Eliminating coconut oil from production also helps reduce the products’ saturated fat content, compared to oil and starch-based alternatives. Dreamfarm’s plant-based mozzarella alternative contains 0.9g saturated fat, 0.4g salt, and 0.1g sugar. According to nutrition labelling scheme Nutri-Score, the product scores an ‘A’.
As to its protein content, CEO Giovanni Menozzi explained the product is ‘still behind conventional products’. But, ‘much higher’ than almost all other plant-based alternatives. “We offer lower levels of fat and salt compared to both conventional and alternative products,” Menozzi told FoodNavigator.

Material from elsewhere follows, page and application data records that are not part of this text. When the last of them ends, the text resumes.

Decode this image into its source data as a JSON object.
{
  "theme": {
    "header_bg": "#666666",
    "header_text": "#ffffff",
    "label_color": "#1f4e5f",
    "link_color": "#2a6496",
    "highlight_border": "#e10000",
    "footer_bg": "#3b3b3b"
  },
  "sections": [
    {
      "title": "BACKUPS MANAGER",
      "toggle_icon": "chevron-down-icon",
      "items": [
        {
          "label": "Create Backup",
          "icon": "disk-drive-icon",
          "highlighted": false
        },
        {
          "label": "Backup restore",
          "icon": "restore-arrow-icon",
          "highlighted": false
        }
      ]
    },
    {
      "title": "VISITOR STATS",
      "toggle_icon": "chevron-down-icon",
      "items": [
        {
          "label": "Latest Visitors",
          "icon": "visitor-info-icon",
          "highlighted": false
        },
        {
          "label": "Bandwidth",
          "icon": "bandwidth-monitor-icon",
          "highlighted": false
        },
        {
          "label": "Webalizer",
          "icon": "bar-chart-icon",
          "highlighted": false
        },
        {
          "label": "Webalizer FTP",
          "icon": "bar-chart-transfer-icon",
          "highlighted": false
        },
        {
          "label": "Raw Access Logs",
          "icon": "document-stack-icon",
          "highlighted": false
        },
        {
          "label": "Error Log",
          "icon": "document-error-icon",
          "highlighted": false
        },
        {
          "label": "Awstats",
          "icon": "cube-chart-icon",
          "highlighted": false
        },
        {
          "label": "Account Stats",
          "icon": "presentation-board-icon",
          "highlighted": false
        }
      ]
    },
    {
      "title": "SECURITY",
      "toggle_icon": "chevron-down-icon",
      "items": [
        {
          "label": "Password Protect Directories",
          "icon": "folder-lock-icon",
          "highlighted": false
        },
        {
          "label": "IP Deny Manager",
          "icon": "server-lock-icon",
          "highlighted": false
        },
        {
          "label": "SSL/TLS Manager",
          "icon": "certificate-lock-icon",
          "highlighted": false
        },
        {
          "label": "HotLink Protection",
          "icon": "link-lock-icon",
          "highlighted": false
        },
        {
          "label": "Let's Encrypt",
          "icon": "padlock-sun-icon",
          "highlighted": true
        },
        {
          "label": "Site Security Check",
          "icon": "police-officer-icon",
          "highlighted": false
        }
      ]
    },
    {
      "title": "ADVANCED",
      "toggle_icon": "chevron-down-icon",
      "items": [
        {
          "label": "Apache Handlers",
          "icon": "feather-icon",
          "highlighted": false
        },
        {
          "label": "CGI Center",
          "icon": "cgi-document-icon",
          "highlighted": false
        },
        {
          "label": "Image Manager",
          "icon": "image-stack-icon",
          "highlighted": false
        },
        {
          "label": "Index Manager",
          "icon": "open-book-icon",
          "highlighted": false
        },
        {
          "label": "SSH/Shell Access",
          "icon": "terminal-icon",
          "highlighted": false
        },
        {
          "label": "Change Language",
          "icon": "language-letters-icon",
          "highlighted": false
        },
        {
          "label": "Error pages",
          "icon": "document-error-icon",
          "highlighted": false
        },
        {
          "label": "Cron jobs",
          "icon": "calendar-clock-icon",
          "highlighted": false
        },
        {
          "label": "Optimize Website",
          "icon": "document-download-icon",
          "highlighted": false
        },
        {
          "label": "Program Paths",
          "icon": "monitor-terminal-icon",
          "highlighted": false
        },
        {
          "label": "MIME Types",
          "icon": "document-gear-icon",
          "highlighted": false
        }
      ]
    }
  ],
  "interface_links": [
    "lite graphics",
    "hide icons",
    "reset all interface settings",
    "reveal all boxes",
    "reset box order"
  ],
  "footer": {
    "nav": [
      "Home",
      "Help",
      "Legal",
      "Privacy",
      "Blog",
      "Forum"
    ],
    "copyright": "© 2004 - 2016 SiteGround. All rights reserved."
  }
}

Almonds sourced from the Mediterranean, not California
Using almonds, rather that other plant-based proteins, does raise questions around sustainability. While conventional dairy is responsible for greater greenhouse gas emissions than almonds, almond production requires more water than any other dairy alternative.
When asked how Dreamfarm stacks up against dairy and dairy-free alternatives, CEO Menozzi explained that the start-up does not source its almonds from ‘intensive Californian production’, but rather uses ‘Mediterranean almonds that mainly grow with rainwater’.
“We use very few ingredients, avoiding for example coconut oil that is usually the main ingredient for all this in this food category.”
Co-founder Zanoni, too, highlighted that the start-up is ‘pursuing’ sustainability with investments in recyclable or biodegradable packaging.
Dreamfarm is now launching onto the Italian market, but wants to be available – from ‘day one’ – to European consumers ‘more used’ to plant-based alternatives.
“We believe early adopters will be people already [following a] plant-based regime, but believe our products could become mainstream, especially when applied to specific recipes such as pizza or sandwiches,” CEO Menozzi told this publication.
The start-up is currently in conversation with some ‘big chains’ to discuss potential partnerships. “They all have great demand for plant-based [cheese alternatives], but until now they have resigned themselves to having mediocre products.”